◆ **BRIEF**
Please copy out the listing below in full and exactly.

────────────────────────────────────────

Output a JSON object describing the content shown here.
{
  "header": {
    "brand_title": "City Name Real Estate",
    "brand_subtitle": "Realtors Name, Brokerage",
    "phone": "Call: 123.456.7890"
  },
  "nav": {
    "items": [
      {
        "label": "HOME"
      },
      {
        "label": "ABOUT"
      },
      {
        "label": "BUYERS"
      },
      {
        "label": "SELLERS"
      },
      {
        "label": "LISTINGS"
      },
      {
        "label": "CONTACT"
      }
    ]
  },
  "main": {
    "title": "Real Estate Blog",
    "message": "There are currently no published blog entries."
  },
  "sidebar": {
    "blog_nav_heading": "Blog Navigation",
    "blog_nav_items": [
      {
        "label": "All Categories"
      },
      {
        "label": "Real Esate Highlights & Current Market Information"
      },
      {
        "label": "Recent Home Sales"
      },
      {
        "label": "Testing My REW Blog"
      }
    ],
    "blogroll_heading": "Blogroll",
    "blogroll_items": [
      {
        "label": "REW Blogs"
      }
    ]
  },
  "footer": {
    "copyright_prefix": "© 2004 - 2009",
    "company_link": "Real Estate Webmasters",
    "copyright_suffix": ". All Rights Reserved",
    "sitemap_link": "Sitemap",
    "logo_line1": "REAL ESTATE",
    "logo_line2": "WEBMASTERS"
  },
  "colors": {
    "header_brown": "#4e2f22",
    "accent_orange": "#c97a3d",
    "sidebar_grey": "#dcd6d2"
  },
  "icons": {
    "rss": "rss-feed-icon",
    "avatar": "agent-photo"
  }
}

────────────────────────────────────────

◆ **RESPONSE AREA**
Output a JSON object describing the content shown here.
{
  "header": {
    "brand_title": "City Name Real Estate",
    "brand_subtitle": "Realtors Name, Brokerage",
    "phone": "Call: 123.456.7890"
  },
  "nav": {
    "items": [
      {
        "label": "HOME"
      },
      {
        "label": "ABOUT"
      },
      {
        "label": "BUYERS"
      },
      {
        "label": "SELLERS"
      },
      {
        "label": "LISTINGS"
      },
      {
        "label": "CONTACT"
      }
    ]
  },
  "main": {
    "title": "Real Estate Blog",
    "message": "There are currently no published blog entries."
  },
  "sidebar": {
    "blog_nav_heading": "Blog Navigation",
    "blog_nav_items": [
      {
        "label": "All Categories"
      },
      {
        "label": "Real Esate Highlights & Current Market Information"
      },
      {
        "label": "Recent Home Sales"
      },
      {
        "label": "Testing My REW Blog"
      }
    ],
    "blogroll_heading": "Blogroll",
    "blogroll_items": [
      {
        "label": "REW Blogs"
      }
    ]
  },
  "footer": {
    "copyright_prefix": "© 2004 - 2009",
    "company_link": "Real Estate Webmasters",
    "copyright_suffix": ". All Rights Reserved",
    "sitemap_link": "Sitemap",
    "logo_line1": "REAL ESTATE",
    "logo_line2": "WEBMASTERS"
  },
  "colors": {
    "header_brown": "#4e2f22",
    "accent_orange": "#c97a3d",
    "sidebar_grey": "#dcd6d2"
  },
  "icons": {
    "rss": "rss-feed-icon",
    "avatar": "agent-photo"
  }
}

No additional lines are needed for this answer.